This year, there were friends with jokes, laughter galore, and vomiting pumpkins — what’s Halloween without a child giggling over pumpkin guts spewing out of a carved out pumpkin mouth, after all? — but there was also great seriousness. Really, really great seriousness. The sort of seriousness that makes a Mama tiptoe quietly past the table where the carvers are hard at work.
Such seriousness demanded a suitably serious home for the finished pumpkins, and so we went to work setting out potion bottles and skulls and crows and all sorts of other witchy odds and ends on the front porch.
B’s pumpkin was on the porch itself, taking pride of place beside an assortment of gourds, candles, skulls, and even a miniature tombstone.
K’s pumpkin was much scarier than B’s, so it got moved off the porch and onto a pedestal of its very own, with more candles and more skulls and our rain-gauge-turned-mad-scientist’s-candlelabra for good measure.
The rest of the front lawn was transformed, too:
By day, it was a little creepy. But by night… by night, with the candles lit, the porch light out, a strobe light flickering, and the smoke machine spewing both sound effects and a thick, white fog… by night is was positively scary.
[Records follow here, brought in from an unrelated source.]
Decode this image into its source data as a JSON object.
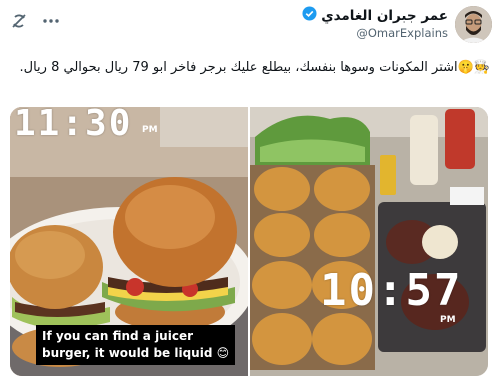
{
  "header": {
    "author_name": "عمر جبران الغامدي",
    "handle": "@OmarExplains",
    "verified_icon": "verified-badge-icon",
    "left_icons": [
      "grok-icon",
      "more-options-icon"
    ]
  },
  "tweet": {
    "text": "🧑‍🍳🤫اشتر المكونات وسوها بنفسك، بيطلع عليك برجر فاخر ابو 79 ريال بحوالي 8 ريال."
  },
  "media": {
    "left": {
      "clock": "11:30",
      "ampm": "PM",
      "caption_line1": "If you can find a juicer",
      "caption_line2": "burger, it would be liquid 😊"
    },
    "right": {
      "clock": "10:57",
      "ampm": "PM"
    }
  },
  "colors": {
    "verified": "#1d9bf0",
    "text": "#0f1419",
    "muted": "#536471"
  }
}
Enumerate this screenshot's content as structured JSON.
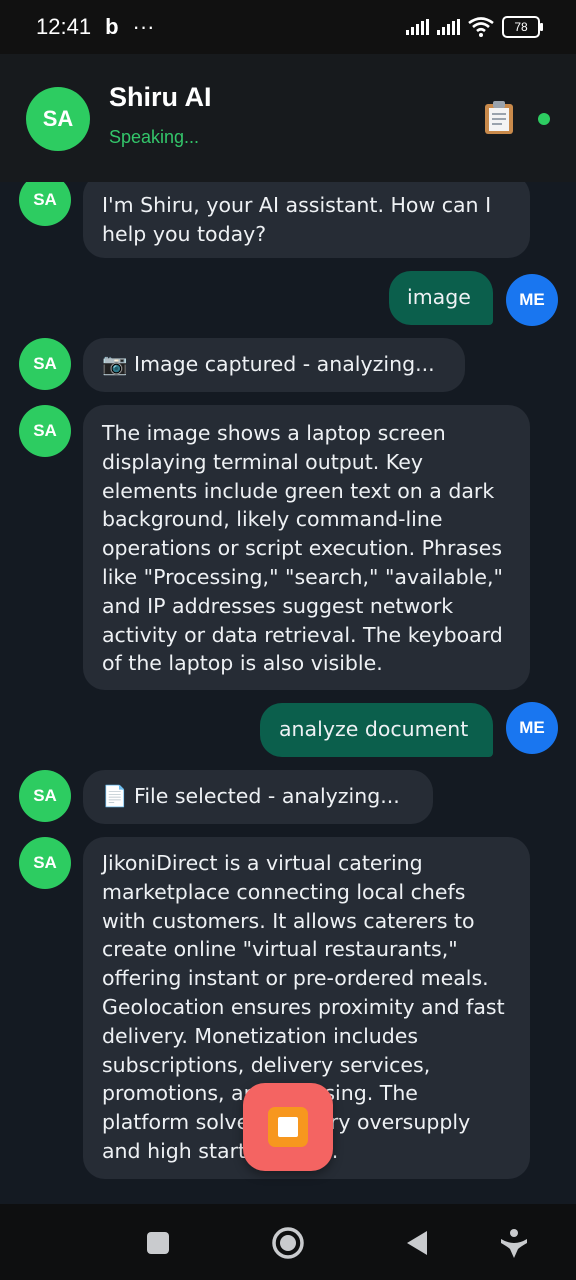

The pumpkins, so carefully and patiently carved into jack-o-lanterny goodness, were absolutely marvelous:
And that purple jar that you can see in front of B’s pumpkin? That was one of three glowing ‘potions’ that we made, and they attracted the most attention of everything we put out.
Start with a clean, empty jar (this one is a plastic mayonnaise jar), break open a glow-stick from the dollar store and dump the contents in, then close it tight and give it a strong shake to break the glass vial that holds the second fluid that activates the glow.
WARNING: Be careful – this does involve glass, and if you get the thicker glow sticks, it takes an adult to cut through them safely.
We used the thick, squat glow sticks rather than the thin necklace-style ones, and they glowed for about 12 hours. The purple was the brightest, the greeny yellow was the most toxic-looking, but the red… Oh the red! It looked like radioactive blood in a jar, and it was lots of fun to play with. This is definitely something we want to do again next year!